Target CEO Brian Cornell has said that this is the best consumer environment he has ever seen in his career.
Cornell made the remark after big-box retailer Target reported its best comparable-sales growth in 13 years and said a strong economy lifted customer visits to the most in a decade.
Shares hit a record high as Wall Street absorbed the news and the company’s second quarter report.
Cornell told analysts, “There’s no doubt that, like others, we’re currently benefiting from a very strong consumer environment — perhaps the strongest I’ve seen in my career.”
For the second quarter, Target beat on earnings, revenue, and comparable store sales. Digital sales also jumped over 40%. Second-quarter same-store sales rose 4.9 percent, beating expectations of a 3.99 percent increase, according to Thomson Reuters I/B/E/S. Excluding one-time items, Target earned $1.47 per share in the quarter, also beating the average analyst estimate of $1.40. Revenue climbed to $17.78 billion, ahead of the average estimate of $17.31 billion.
For the full year, Target has also raised its earnings forecast to a range of $5.30 to $5.50 per share. Previously the retailer had forecast $5.15 to $5.45.
Cornell said, “We are really pleased with the second quarter financial results. Comparable sales grew 6.5% in the quarter, representing Target’s stronger quarterly comp performance since 2005. This increase was driven by traffic growth of more than 6% an unprecedented number and by far the strongest performance, since we began reporting this metric in 2008.”
“I think what you’re seeing right now from a macro basis is well-run retailers with strong balance sheets that generate cash … are winning right now,” He also remarked. “And there’s obviously others right now that can’t afford to invest in their store experience, or build capabilities or drive differentiation. And they’re giving up share. So there’s clearly winners and losers. We certainly think we’re migrating to the winners column.”
Cornell told CNBC’s Squawk Box, “We’re seeing a great consumer response … unprecedented traffic. As we go back and look, we’ve never seen traffic growth like this.”
When asked about Amazon and Walmart, Cornell said in an on-air CNBC interview: “I think of them every single day. And we measure ourselves against their performance. So we are fighting for those trips, we’re fighting for those footsteps, we’re fighting for the clicks, and right now I think we are starting to build momentum.”
Quo Vadis Capital President John Zolidis said that Target is “building an answer to Amazon.”

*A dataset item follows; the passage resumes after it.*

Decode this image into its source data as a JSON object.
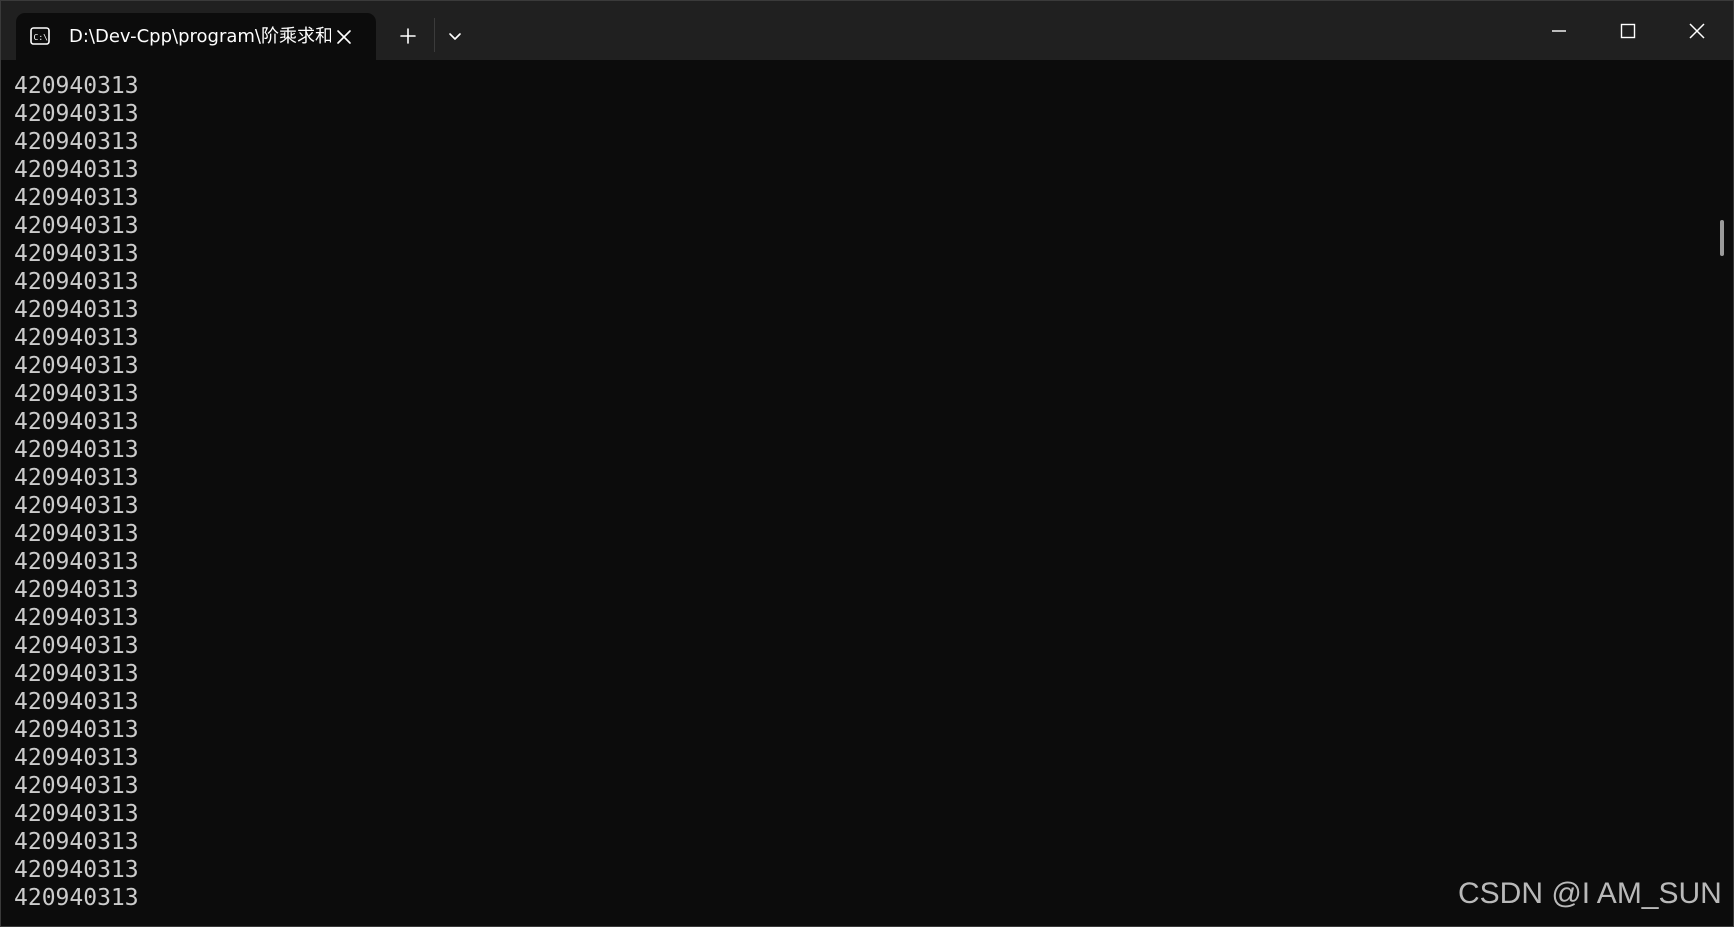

“Target is well along the path to transforming its business model and consumer offer and positioning itself to take share over the long-term. The Street has not come around to this view, thus making the stock exceptionally interesting, in our opinion,” Zolidis added.
“The consumer is the strongest since ’99,” remarked Jefferies analyst Randal Konik. “Companies are managing inventories very well, digital investments are paying off, real estate is being rationalized … [Christmas] will be much better than people think.”